Minister for the Environment Alan Kelly has said that the Government is looking intensely at the water charges issue and that clarity will be provided on all issues by next week.
Speaking on RTÉ's Six One, Mr Kelly said that charges will be modest, affordable, and that certainty will be given on the amount to be paid, adding that "we have listened to the people".
Mr Kelly reiterated his position that serious errors and mistakes were made and that the Government underestimated both the scale of the project and the timeline for its set up.
"By next week we will have clarity on all of the range of issues; charges, the duration of those charges, we're looking at bringing in some sort of modest charges.
"Affordability is the key issue and, I think, we also need certainty in terms of what that will be for a number of years," he said.
Earlier, Taoiseach Enda Kenny also said the Government would make a decision on water charges very shortly.
The Government would be very clear and accurate about it so that people will have confidence in knowing what contribution they have to make, what it is for and what they get in return for that, he said.
Speaking at the offices of Facebook in Dublin, Mr Kenny said it is important from a Government perspective that high quality, high integrity, good clear water is available for people and businesses alike.
Meanwhile, the Irish Water chief John Tierney has apologised to customers for "mistakes that have been made".
Tens of thousands of people demonstrated across the country against water charges on Saturday.
The Right2Water campaign said 150,000 people had turned out to protest.
Minister for Agriculture Simon Coveney earlier said there is no question of Irish Water being abolished.
He said that too much had been invested in the setting up of the utility, but insisted that the Government would learn from the mistakes made in its establishment.
Speaking on RTÉ's Morning Ireland, Mr Coveney said: "There's one certainty, and that's that Irish Water won't be scrapped."
Elsewhere, Fine Gael Meath West TD Ray Butler said water charges must be capped at between €100-€150 per household for the next three years, and could be reviewed annually after that period.

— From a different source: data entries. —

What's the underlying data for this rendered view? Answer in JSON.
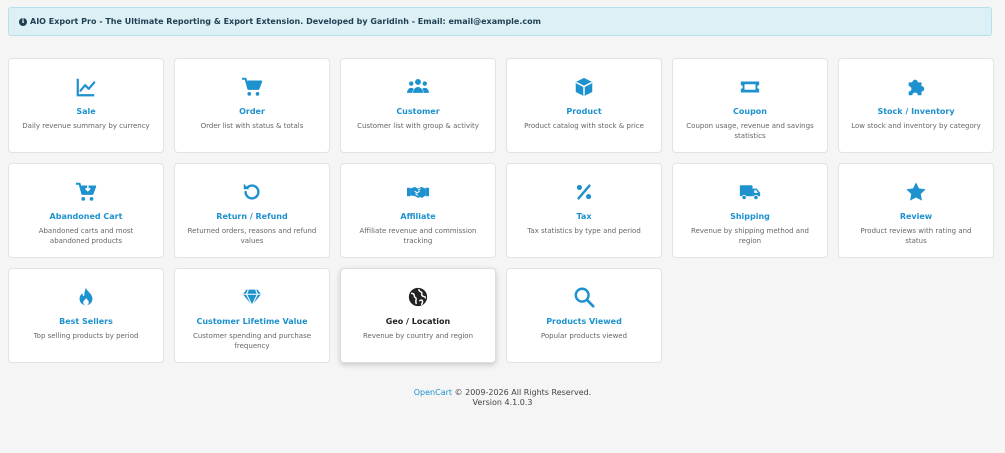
{
  "alert": {
    "text": "AIO Export Pro - The Ultimate Reporting & Export Extension. Developed by Garidinh - Email: email@example.com"
  },
  "colors": {
    "accent": "#1e91cf",
    "active_icon": "#222222"
  },
  "cards": [
    {
      "title": "Sale",
      "desc": "Daily revenue summary by currency",
      "icon": "chart-line-icon"
    },
    {
      "title": "Order",
      "desc": "Order list with status & totals",
      "icon": "shopping-cart-icon"
    },
    {
      "title": "Customer",
      "desc": "Customer list with group & activity",
      "icon": "users-icon"
    },
    {
      "title": "Product",
      "desc": "Product catalog with stock & price",
      "icon": "cube-icon"
    },
    {
      "title": "Coupon",
      "desc": "Coupon usage, revenue and savings statistics",
      "icon": "ticket-icon"
    },
    {
      "title": "Stock / Inventory",
      "desc": "Low stock and inventory by category",
      "icon": "puzzle-icon"
    },
    {
      "title": "Abandoned Cart",
      "desc": "Abandoned carts and most abandoned products",
      "icon": "cart-arrow-down-icon"
    },
    {
      "title": "Return / Refund",
      "desc": "Returned orders, reasons and refund values",
      "icon": "rotate-left-icon"
    },
    {
      "title": "Affiliate",
      "desc": "Affiliate revenue and commission tracking",
      "icon": "handshake-icon"
    },
    {
      "title": "Tax",
      "desc": "Tax statistics by type and period",
      "icon": "percent-icon"
    },
    {
      "title": "Shipping",
      "desc": "Revenue by shipping method and region",
      "icon": "truck-icon"
    },
    {
      "title": "Review",
      "desc": "Product reviews with rating and status",
      "icon": "star-icon"
    },
    {
      "title": "Best Sellers",
      "desc": "Top selling products by period",
      "icon": "fire-icon"
    },
    {
      "title": "Customer Lifetime Value",
      "desc": "Customer spending and purchase frequency",
      "icon": "gem-icon"
    },
    {
      "title": "Geo / Location",
      "desc": "Revenue by country and region",
      "icon": "globe-icon"
    },
    {
      "title": "Products Viewed",
      "desc": "Popular products viewed",
      "icon": "search-icon"
    }
  ],
  "footer": {
    "link": "OpenCart",
    "copyright": " © 2009-2026 All Rights Reserved.",
    "version": "Version 4.1.0.3"
  }
}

"This is what many backbenchers want and I'm confident it might happen," he said.
SIPTU president Jack O'Connor and former Labour minister of state Joe Costello have both called for a referendum that would guarantee Irish Water remaining in public ownership.
Labour Minister of State Ann Phelan has said the utility should not issue bills until there is certainty about the price.
Fianna Fáil leader Micheál Martin has described as "utterly bogus" a claim by the Taoiseach that the top rate of income tax would have to rise by 4% if water charges were not introduced.
He also said his party supports the call for a referendum to ensure that Irish Water remains a public utility and said people do not accept the Government's reassurance on that point.
Labour backbencher Dominic Hannigan has renewed his call for a referendum to copper-fasten the situation, and said he would be proposing as much to his parliamentary party.
Minister for Transport Paschal Donohoe has said he is "absolutely certain" that Irish Water will be a publicly-owned utility now and in the future.
He said he believes it is vital that Irish Water is in public ownership and said the only place that it can be dealt with is through the Oireachtas.
Mr Donohoe said: "Our Constitution is the place we deal with matters in relation to how we are governed and how constitutional issues are arranged".
He added that Fine Gael is committed to ensuring that Irish Water is a success and that certainty and clarity is brought to the matter in the coming weeks.
Minister for Jobs Richard Bruton has described water charges as an "anti-austerity measure" that allows for jobs creation and investment.
Mr Bruton said if there were no water charges the Government would have to come up with an alternative tax which would have a worse impact on job creation.
He said: "By taking this approach we are able to leverage double the amount of investment than if we did not have a charging system. It's an anti-austerity measure if you like."
Asked if he still had confidence in Mr Tierney, Mr Bruton said he did not find fault with people who admit mistakes and resolve to correct them.
On the subject of holding a referendum on keeping the water supply public, the minister said he was categorically opposed to ever considering the privatisation of Irish Water.
He said Fine Gael and Labour were also of that view and that it was up to Government to find ways of reassuring people of that.